Saving Lives, One Pint at a Time


Senior Pooja Sharma walked into the gymnasium, which was turned into a mini nurse’s office. Each vertically aligned table included medical stations and a friendly face waiting to take her blood.  Sitting at the table, a mixture of nerves rushed through Sharma when the blood associate wrapped an aneroid around her arm. “What grade are you in?” asked the nurse as she prepared her arm for the needle.

“Small talk really helped turn my nerves into comfort and it ended up being quite painless,” Sharma said.

On October 5 Francis Lewis held its annual Blood Drive in the school gymnasium. Students above the age of 16 were eligible to donate one pint of blood to local hospitals in Queens.

Brittney Thurston
Francis Lewis student Damion Kim donates blood on October 5 in the gymnasium.

“In big high schools like this one, there’s a lot of first timers so we usually collect 100-150 pints a day,” a doner specialist stated.

After  pints of blood have been donated they are processed, tested, stored, and distributed to local hospitals.

“One pint of blood saves three lives,” said doner associate Jim Faber.  “After you donate, it’s separated into three life saving components:  Red blood cells, platelets and plasma.”

Although there were many first timers at the Blood Drive, the blood doner specialists made sure the participants were well taken care of and comfortable during the procedure. Once the doners were finished, they were offered refreshments to help regain their blood cells and iron.
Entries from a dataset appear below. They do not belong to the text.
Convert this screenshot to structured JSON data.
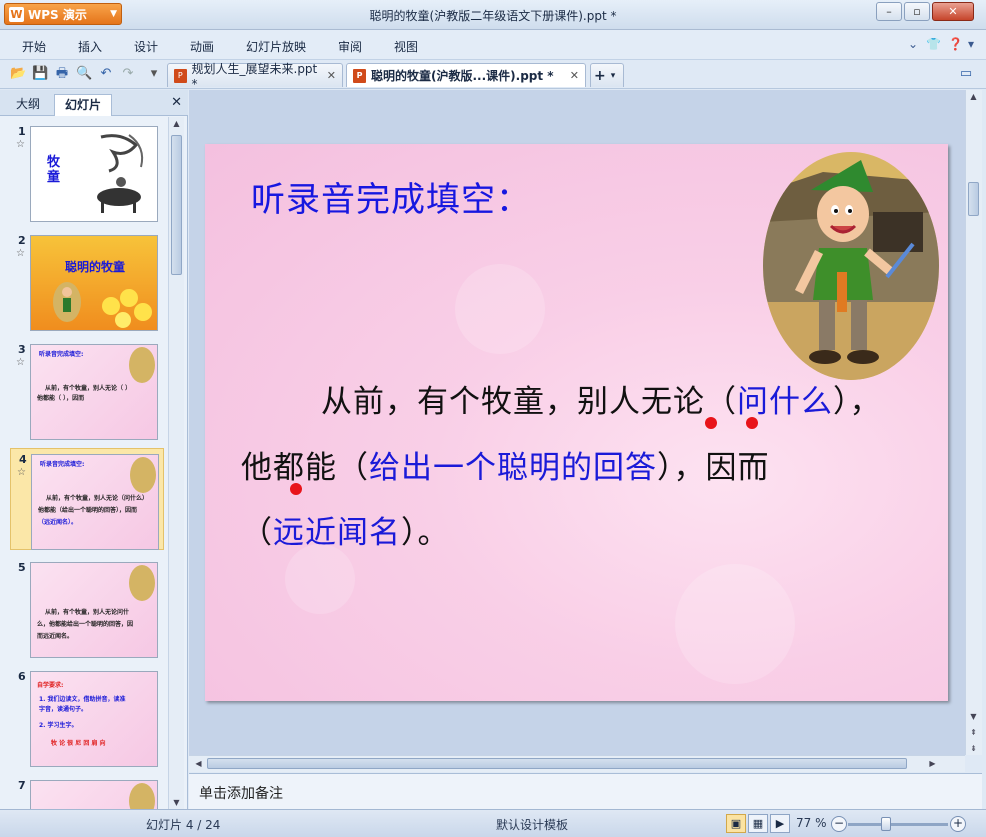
{
  "app": {
    "name": "WPS 演示",
    "logo": "W"
  },
  "window": {
    "title": "聪明的牧童(沪教版二年级语文下册课件).ppt *"
  },
  "menu": [
    "开始",
    "插入",
    "设计",
    "动画",
    "幻灯片放映",
    "审阅",
    "视图"
  ],
  "tabs": [
    {
      "label": "规划人生_展望未来.ppt *"
    },
    {
      "label": "聪明的牧童(沪教版...课件).ppt *"
    }
  ],
  "panel": {
    "tab_outline": "大纲",
    "tab_slides": "幻灯片"
  },
  "thumbnails": [
    {
      "num": "1",
      "title": "牧童"
    },
    {
      "num": "2",
      "title": "聪明的牧童"
    },
    {
      "num": "3",
      "title": "听录音完成填空:"
    },
    {
      "num": "4",
      "title": "听录音完成填空:"
    },
    {
      "num": "5",
      "line1": "从前，有个牧童，别人无论问什",
      "line2": "么，他都能给出一个聪明的回答，因",
      "line3": "而远近闻名。"
    },
    {
      "num": "6",
      "title": "自学要求:",
      "line1": "1. 我们边读文，借助拼音，读准",
      "line2": "字音，读通句子。",
      "line3": "2. 学习生字。",
      "chars": "牧 论 很 尼 回 肩 向"
    },
    {
      "num": "7"
    }
  ],
  "slide": {
    "title": "听录音完成填空：",
    "line1_a": "从前，有个牧童，别人无论（",
    "line1_fill": "问什么",
    "line1_b": "），",
    "line2_a": "他都能（",
    "line2_fill": "给出一个聪明的回答",
    "line2_b": "），因而",
    "line3_a": "（",
    "line3_fill": "远近闻名",
    "line3_b": "）。"
  },
  "notes": {
    "placeholder": "单击添加备注"
  },
  "status": {
    "slide_counter": "幻灯片 4 / 24",
    "template": "默认设计模板",
    "zoom": "77 %"
  },
  "colors": {
    "accent_blue": "#1a1ad8",
    "marker_red": "#e8141a",
    "app_orange": "#e5741a"
  }
}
“When a child is really nervous we calm them down and take precaution, especially in high schools,” a specialist said.  “Instead of sitting upright like  adults, we recline the seats. If they’re really nervous we give them ice packs to cool them off a bit. When they’re done, we don’t just send them off.  We keep them here, give them juice and make sure they’re okay.”

Many first timers who agreed to donate blood knew it was for a good cause. Some students, such as Khassondra Moran, even shared their personal motives.

“My grandmother suffered from breast cancer and she didn’t have many options to help fight her disease,” Moran said.  “I’d like to donate blood today to help save lives in her honor.”

                                                                                                          Brittney Thurston 
Francis Lewis students Bianca (Left) and Kaitlin filling out online forms before getting iron levels and blood type checked.

Blood Need Statistics

  • Every two seconds someone in the U.S. needs blood.
  • Approximately 36,000 units of red blood cells are needed every day in the U.S.
  • Nearly 7,000 units of platelets and 10,000 units of plasma are needed daily in the U.S.
  • Nearly 21 million blood components are transfused each year in the U.S.
  • The average red blood cell transfusion is approximately 3 pints.
  • The blood type most often requested by hospitals is type O.
  • The blood used in an emergency is already on the shelves before the event occurs.
  • It is estimated that sickle cell disease affects 90,000 to 100,000 people in the U.S. About 1,000 babies are born with the disease each year. Sickle cell patients can require frequent blood transfusions throughout their lives.
  • According to the American Cancer Society, more than 1.69 million people are expected to be diagnosed with cancer in 2017. Many of them will need blood, sometimes daily, during their chemotherapy treatment.
  • A single car accident victim can require as many as 100 pints of blood.


Brittney Thurston
S.O. provides snacks for donors so they won’t be lightheaded or dizzy throughout the day.